Read yesterday that former SecState George Shultz died 100 years old. I always liked and admired him, and was proud to have worked for him
By today's right-wing standards, of course, he was an old-fashioned globalist. By today's left-wing standards, of course, he was an old-fashioned imperialist. By my standards, he was a man of his times, and, much missed nowadays, a patriot. He was not a revolutionary when it came to government affairs. He did not question the structure of international organizations or the existence of treaties. When, for example, he took over the creaky State Department bureaucracy, he did not launch some radical restructuring or purge, he accepted it for what it was and--horrors!--made it work. He was a superb manager who knew how to pursue the mission's objectives, and get the best out of the people and the equipment he got handed. He was, after all, an old US Marine.

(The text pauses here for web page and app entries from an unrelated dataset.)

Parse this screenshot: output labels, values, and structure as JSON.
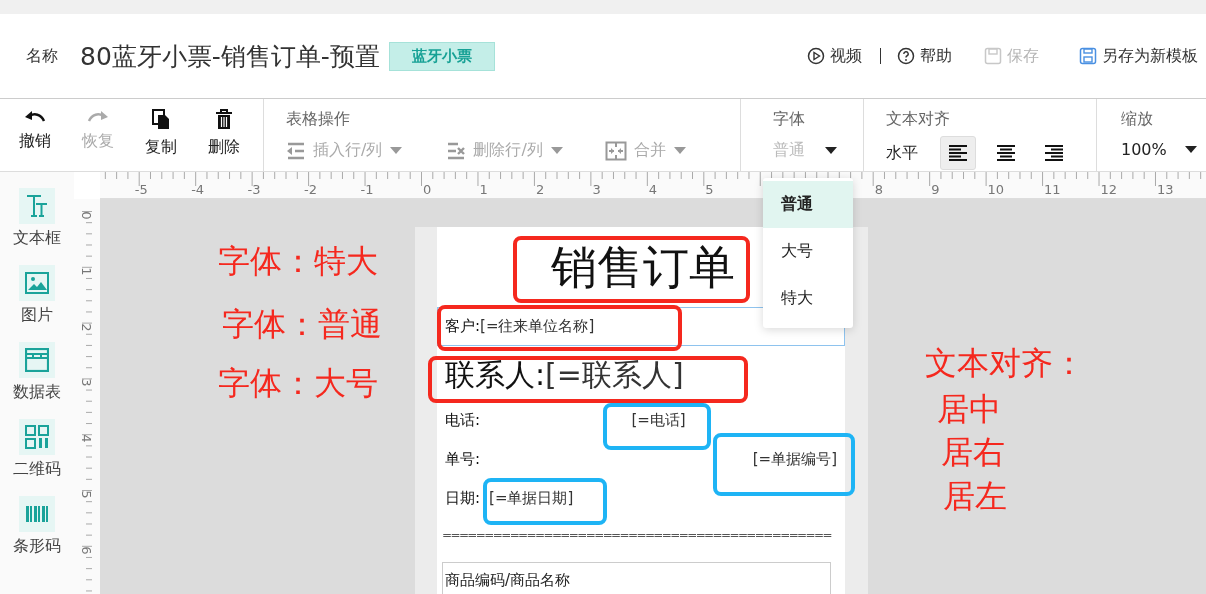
{
  "header": {
    "name_label": "名称",
    "title": "80蓝牙小票-销售订单-预置",
    "tag": "蓝牙小票",
    "actions": [
      {
        "kind": "video",
        "label": "视频",
        "disabled": false
      },
      {
        "kind": "help",
        "label": "帮助",
        "disabled": false
      },
      {
        "kind": "save",
        "label": "保存",
        "disabled": true
      },
      {
        "kind": "save_as",
        "label": "另存为新模板",
        "disabled": false
      }
    ]
  },
  "toolbar": {
    "edit_buttons": [
      {
        "kind": "undo",
        "label": "撤销",
        "disabled": false
      },
      {
        "kind": "redo",
        "label": "恢复",
        "disabled": true
      },
      {
        "kind": "copy",
        "label": "复制",
        "disabled": false
      },
      {
        "kind": "delete",
        "label": "删除",
        "disabled": false
      }
    ],
    "table_ops": {
      "title": "表格操作",
      "buttons": [
        {
          "kind": "insert",
          "label": "插入行/列",
          "disabled": true
        },
        {
          "kind": "remove",
          "label": "删除行/列",
          "disabled": true
        },
        {
          "kind": "merge",
          "label": "合并",
          "disabled": true
        }
      ]
    },
    "font": {
      "title": "字体",
      "value": "普通",
      "expanded": true,
      "options": [
        {
          "label": "普通",
          "selected": true
        },
        {
          "label": "大号",
          "selected": false
        },
        {
          "label": "特大",
          "selected": false
        }
      ]
    },
    "align": {
      "title": "文本对齐",
      "label": "水平",
      "buttons": [
        {
          "kind": "left",
          "selected": true
        },
        {
          "kind": "center",
          "selected": false
        },
        {
          "kind": "right",
          "selected": false
        }
      ]
    },
    "zoom": {
      "title": "缩放",
      "value": "100%"
    }
  },
  "ruler": {
    "x_ticks": [
      "-5",
      "-4",
      "-3",
      "-2",
      "-1",
      "0",
      "1",
      "2",
      "3",
      "4",
      "5",
      "8",
      "9",
      "10",
      "11",
      "12",
      "13"
    ],
    "y_ticks": [
      "0",
      "1",
      "2",
      "3",
      "4",
      "5",
      "6"
    ]
  },
  "sidebar": {
    "items": [
      {
        "kind": "textbox",
        "label": "文本框"
      },
      {
        "kind": "image",
        "label": "图片"
      },
      {
        "kind": "table",
        "label": "数据表"
      },
      {
        "kind": "qrcode",
        "label": "二维码"
      },
      {
        "kind": "barcode",
        "label": "条形码"
      }
    ]
  },
  "receipt": {
    "title": "销售订单",
    "fields": [
      {
        "kind": "normal",
        "label": "客户:",
        "value": "[=往来单位名称]",
        "selected": true
      },
      {
        "kind": "large",
        "label": "联系人:",
        "value": "[=联系人]",
        "selected": false
      },
      {
        "kind": "center",
        "label": "电话:",
        "value": "[=电话]"
      },
      {
        "kind": "right",
        "label": "单号:",
        "value": "[=单据编号]"
      },
      {
        "kind": "left",
        "label": "日期:",
        "value": "[=单据日期]"
      }
    ],
    "separator": "==============================================",
    "table_header": "商品编码/商品名称"
  },
  "annotations": {
    "notes": [
      "字体：特大",
      "字体：普通",
      "字体：大号",
      "文本对齐：",
      "居中",
      "居右",
      "居左"
    ],
    "highlights": [
      {
        "color": "#f5281e"
      },
      {
        "color": "#f5281e"
      },
      {
        "color": "#f5281e"
      },
      {
        "color": "#1eb4f5"
      },
      {
        "color": "#1eb4f5"
      },
      {
        "color": "#1eb4f5"
      }
    ]
  }
}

He, an ardent anti-Communist, was determined to bring down the Soviet Union, which he saw as the biggest threat on the planet to the United States and the cause of freedom. He loved America, and even before the term became known, believed in a foreign policy that put "America First." I was just a lowly Pakistan desk officer, but even I knew that we were work to "roll back" the Soviets. His formidable Under Secretary for Political Affairs, Larry Eagleburger, made that clear to all of us, no matter how low our ranks. Eagleburger, btw, was famous for calling lowly peons, such as myself, directly and summoning them to his office--which he had decorated with a ceramic eagle atop a hamburger--and quizzing us mercilessly about some topic or another without our immediate superiors present; he wanted the info raw, and unrefined by the ponderous "clearance process"--unheard of in the State Department. Shultz and his team had a very visible and tangible presence in the Department. They insisted that the bureaucracy work--and it did. I never saw the Department work as well either before or after Shultz.

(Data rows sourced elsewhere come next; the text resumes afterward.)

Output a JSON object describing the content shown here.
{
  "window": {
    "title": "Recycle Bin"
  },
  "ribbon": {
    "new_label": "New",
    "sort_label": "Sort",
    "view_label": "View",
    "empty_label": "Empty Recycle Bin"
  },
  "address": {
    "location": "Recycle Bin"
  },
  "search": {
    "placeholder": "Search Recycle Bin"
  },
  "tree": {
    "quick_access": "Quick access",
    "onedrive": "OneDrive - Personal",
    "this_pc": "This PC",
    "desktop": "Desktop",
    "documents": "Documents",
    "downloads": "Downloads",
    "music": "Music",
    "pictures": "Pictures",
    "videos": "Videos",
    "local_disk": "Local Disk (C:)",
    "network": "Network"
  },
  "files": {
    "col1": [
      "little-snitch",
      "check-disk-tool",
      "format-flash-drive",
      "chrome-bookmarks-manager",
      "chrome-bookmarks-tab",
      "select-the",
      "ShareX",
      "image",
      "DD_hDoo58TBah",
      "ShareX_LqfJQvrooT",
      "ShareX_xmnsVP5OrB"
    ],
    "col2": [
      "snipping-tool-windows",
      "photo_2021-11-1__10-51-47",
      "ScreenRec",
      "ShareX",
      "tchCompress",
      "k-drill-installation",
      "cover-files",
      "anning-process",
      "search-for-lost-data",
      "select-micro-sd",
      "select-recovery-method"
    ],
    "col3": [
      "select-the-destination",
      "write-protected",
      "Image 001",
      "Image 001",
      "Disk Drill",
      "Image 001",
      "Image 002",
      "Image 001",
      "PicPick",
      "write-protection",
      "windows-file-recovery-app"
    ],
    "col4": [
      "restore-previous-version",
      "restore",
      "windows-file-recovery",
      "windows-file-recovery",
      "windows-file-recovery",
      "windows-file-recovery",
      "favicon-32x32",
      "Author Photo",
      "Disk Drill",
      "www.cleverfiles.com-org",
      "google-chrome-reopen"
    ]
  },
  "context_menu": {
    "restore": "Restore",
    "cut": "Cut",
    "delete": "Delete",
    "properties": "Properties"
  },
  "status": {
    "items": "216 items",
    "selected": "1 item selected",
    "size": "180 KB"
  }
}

Sure, perhaps, in retrospect he had a limited vision. He, as noted, was not a radical. To my chagrin, for example, he accepted the advice of the Near East Bureau on how to handle the Middle East, and went along with their nonsense about "engagement" with the Palestinians and appearing "even handed." He also accepted the UN, and only made limited efforts to reform that horrid organization. A group of us lowly dissidents wrote him a memo urging the US to get out of the UN; we never heard back. OK. Understandable.
Despite all that, I still thought he was a great SecState who saw the US as the essential country and wanted to keep it that way.
George Shultz, RIP.